I’m into the early hiphopsploitation for many reasons: they’re a time capsule of an era and culture I’m fascinated by, they’re sometimes humorously dated or clueless about the subject, and they were what introduced me to that world, accurately depicted or otherwise. The BREAKIN’ movies were the big ones, but at the time I liked BEAT STREET better – it felt more authentic, and didn’t center on an outsider. Years later I discovered WILD STYLE (definitely the most legit one) and STYLE WARS (the documentary that seems to have inspired some of BEAT STREET), but also started to be much more enamored by the cartoonish world of Special K, Turbo and Ozone in the BREAKIN’s.
WILD STYLE was first, released in 1983. But check out the release schedule for ’84:
May 4: BREAKIN’
June 8: BEAT STREET
September 28: BODY ROCK
December 21: BREAKIN’ 2: WE ALREADY MADE A SEQUEL TO BREAKIN’
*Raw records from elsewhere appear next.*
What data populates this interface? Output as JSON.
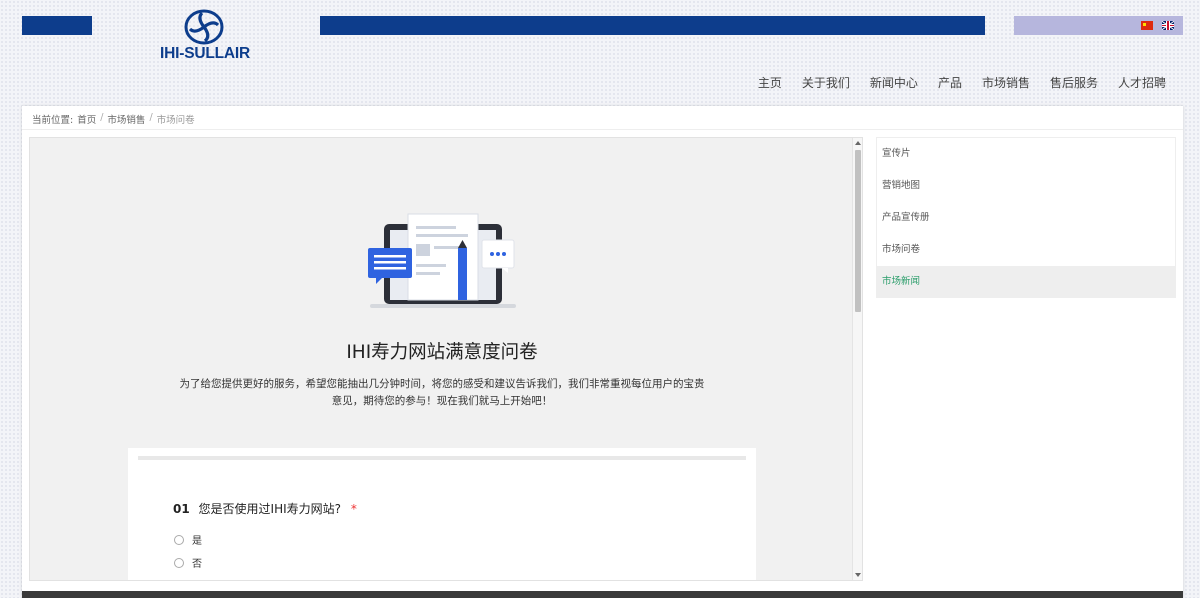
{
  "brand": {
    "logo_text": "IHI-SULLAIR",
    "primary_color": "#0d3d8c"
  },
  "languages": [
    {
      "name": "cn-flag-icon"
    },
    {
      "name": "uk-flag-icon"
    }
  ],
  "nav": {
    "items": [
      "主页",
      "关于我们",
      "新闻中心",
      "产品",
      "市场销售",
      "售后服务",
      "人才招聘"
    ]
  },
  "breadcrumb": {
    "label": "当前位置:",
    "items": [
      "首页",
      "市场销售",
      "市场问卷"
    ],
    "separator": "/"
  },
  "survey": {
    "title": "IHI寿力网站满意度问卷",
    "description": "为了给您提供更好的服务，希望您能抽出几分钟时间，将您的感受和建议告诉我们，我们非常重视每位用户的宝贵意见，期待您的参与！现在我们就马上开始吧！",
    "question": {
      "number": "01",
      "text": "您是否使用过IHI寿力网站?",
      "required_mark": "*",
      "options": [
        "是",
        "否"
      ]
    }
  },
  "sidebar": {
    "items": [
      "宣传片",
      "营销地图",
      "产品宣传册",
      "市场问卷",
      "市场新闻"
    ],
    "active_index": 4,
    "active_color": "#2a9d6a"
  }
}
BODY ROCK – the one from New World Pictures – is the one I never knew about back then. It’s also by far the dumbest one. Therefore I have no choice but to recommend it. It stars Lorenzo Lamas (in the midst of Falcon Crest, five years before SNAKE EATER) as Chilly D, a… graffiti artist? He keeps saying he is, but we only see him helping with one subway car during the opening credits. He’s the founder and namer of the Body Rock Crew, his friends who breakdance, and he seems to be some kind of club promoter who introduces them when they dance at a place called Rhythm Nation. Then he stands on the side awkwardly doing a few moves. (read the rest of this shit…)
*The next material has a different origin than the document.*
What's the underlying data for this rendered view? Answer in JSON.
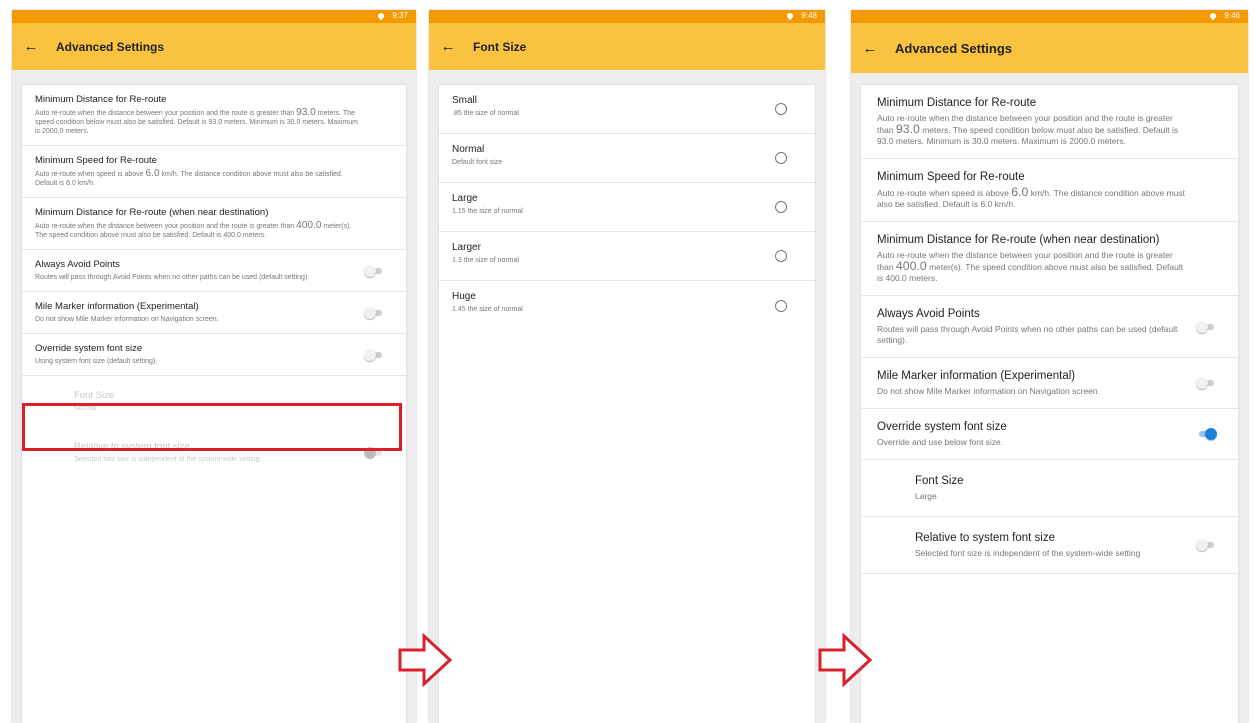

VERN has a new action-horror novel out called WORM ON A HOOK! He has been reviewing movies since 1999 and is the author of the film criticism books Seagalogy: A Study of the Ass-Kicking Films of Steven Seagal and Yippee Ki-Yay Moviegoer!: Writings on Bruce Willis, Badass Cinema and Other Important Topics as well as the crime novel Niketown.